Mike Campbell recalled on Brian Koppelman’s podcast, The Moment, how his wife bought him a TEAC four-track tape recorder which he experimented on along with an album called DrumDrops. This album by Joey D. Viera had song-length tracks of various drum styles like rock, jazz, disco, and more.

Campbell went on to practice soloing in the key of F-sharp minor, using a DrumDrops track, and used three chords around it: F-sharp minor, E major, and A major. He then added two resolution chords, D major and B Major, to lead the progression back to the main run. And just like that, Campbell added instruments one by one then presented it to Petty, who saw something special in his creation.

“I remember writing [‘Refugee’] really quickly to his tape,” Petty recalled in Paul Zollo’s Conversations With Tom Petty. “The words came really quick. And that bridge was on the tape. I just had to come up with a melody. I don’t think he saw it the same way as me, where the chorus would go. But it worked out great,” Petty would recall in Paul Zollo’s Conversations With Tom Petty.

Elliot Roberts, the band’s manager, agreed that they had a potential hit in their hands. They brought over rising producer Jimmy Iovine and made him listen to “Refugee” and “Here Comes My Girl”, with Campbell recalling him saying: “‘I don’t care what else you do. We got those two songs, we got an album.’ And he was right.”

Around 70 takes were recorded as Iovine’s method was quite unorthodox for the band, especially for the drum parts on “Refugee”. Lynch was fired during the session but was brought back to finish the track after they tried to replace him with Procol Harum’s B.J. Wilson and the Dwight Tilley Band’s Phil Seymour, which both proved futile. Even Campbell walked out at some point between the sessions.

In a conversation with Songfacts, he said: “I remember being so frustrated with it one day that – I think this is the only time I ever did this – I just left the studio and went out of town for two days. I just couldn’t take the pressure anymore, but then I came back, and when we regrouped we were actually able to get it down on tape.”

While Iovine and Lynch weren’t on friendly terms, the producer said that their relationship wasn’t a result of the stressful sessions. “I don’t give a fuck if you’re an asshole. I got that [Lynch] was a bit hard to work with, but that’s it. The playing didn’t feel right to me. That’s not a personal thing,” said Iovine.

“Refugee” was released on January 11, 1980, as the second single for Damn The Torpedoes, and peaked at No. 15 to bag their second-highest ranking at the Billboard Hot 100. This also marked the collaborative streak between Campbell and Petty, on which the latter notes: “God, he writes so many. He’ll give me a tape with 20 things on it. Of which maybe I’ll find one or two that I can work with. But he writes in bulk. Track after track.”

Petty would then take Campbell’s creations and lay them out on the piano and guitar to work the dynamics out. “If something’s there that I get a feel for, it starts to happen. And if I don’t, I just don’t pursue it,” he said.
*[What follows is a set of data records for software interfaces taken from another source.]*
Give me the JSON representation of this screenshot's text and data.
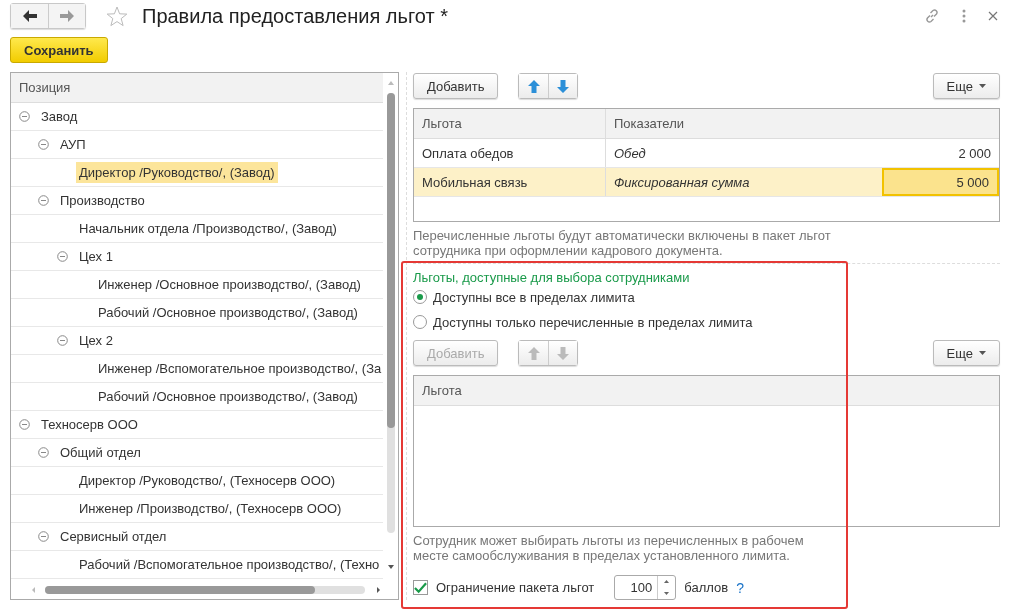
{
  "window": {
    "title": "Правила предоставления льгот *"
  },
  "toolbar": {
    "save_button": "Сохранить"
  },
  "tree": {
    "column": "Позиция",
    "items": [
      {
        "label": "Завод",
        "expanded": true,
        "selected": false,
        "children": [
          {
            "label": "АУП",
            "expanded": true,
            "selected": false,
            "children": [
              {
                "label": "Директор /Руководство/, (Завод)",
                "selected": true
              }
            ]
          },
          {
            "label": "Производство",
            "expanded": true,
            "selected": false,
            "children": [
              {
                "label": "Начальник отдела /Производство/, (Завод)",
                "selected": false
              },
              {
                "label": "Цех 1",
                "expanded": true,
                "selected": false,
                "children": [
                  {
                    "label": "Инженер /Основное производство/, (Завод)",
                    "selected": false
                  },
                  {
                    "label": "Рабочий /Основное производство/, (Завод)",
                    "selected": false
                  }
                ]
              },
              {
                "label": "Цех 2",
                "expanded": true,
                "selected": false,
                "children": [
                  {
                    "label": "Инженер /Вспомогательное производство/, (За",
                    "selected": false
                  },
                  {
                    "label": "Рабочий /Основное производство/, (Завод)",
                    "selected": false
                  }
                ]
              }
            ]
          }
        ]
      },
      {
        "label": "Техносерв ООО",
        "expanded": true,
        "selected": false,
        "children": [
          {
            "label": "Общий отдел",
            "expanded": true,
            "selected": false,
            "children": [
              {
                "label": "Директор /Руководство/, (Техносерв ООО)",
                "selected": false
              },
              {
                "label": "Инженер /Производство/, (Техносерв ООО)",
                "selected": false
              }
            ]
          },
          {
            "label": "Сервисный отдел",
            "expanded": true,
            "selected": false,
            "children": [
              {
                "label": "Рабочий /Вспомогательное производство/, (Техно",
                "selected": false
              }
            ]
          }
        ]
      }
    ]
  },
  "benefits": {
    "add_button": "Добавить",
    "more_button": "Еще",
    "columns": [
      "Льгота",
      "Показатели"
    ],
    "rows": [
      {
        "benefit": "Оплата обедов",
        "indicator": "Обед",
        "amount": "2 000",
        "selected": false
      },
      {
        "benefit": "Мобильная связь",
        "indicator": "Фиксированная сумма",
        "amount": "5 000",
        "selected": true
      }
    ],
    "note": "Перечисленные льготы будут автоматически включены в пакет льгот сотрудника при оформлении кадрового документа."
  },
  "choice": {
    "title": "Льготы, доступные для выбора сотрудниками",
    "options": [
      {
        "label": "Доступны все в пределах лимита",
        "selected": true
      },
      {
        "label": "Доступны только перечисленные в пределах лимита",
        "selected": false
      }
    ],
    "add_button": "Добавить",
    "add_disabled": true,
    "more_button": "Еще",
    "column": "Льгота",
    "note": "Сотрудник может выбирать льготы из перечисленных в рабочем месте самообслуживания в пределах установленного лимита.",
    "limit": {
      "label": "Ограничение пакета льгот",
      "checked": true,
      "value": "100",
      "unit": "баллов",
      "help": "?"
    }
  }
}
“It was such a thrill to have someone take your germ and turn it into something great, and that became our relationship. It was so exciting every time he’d write to one of my music, I always felt so blessed,” Campbell added.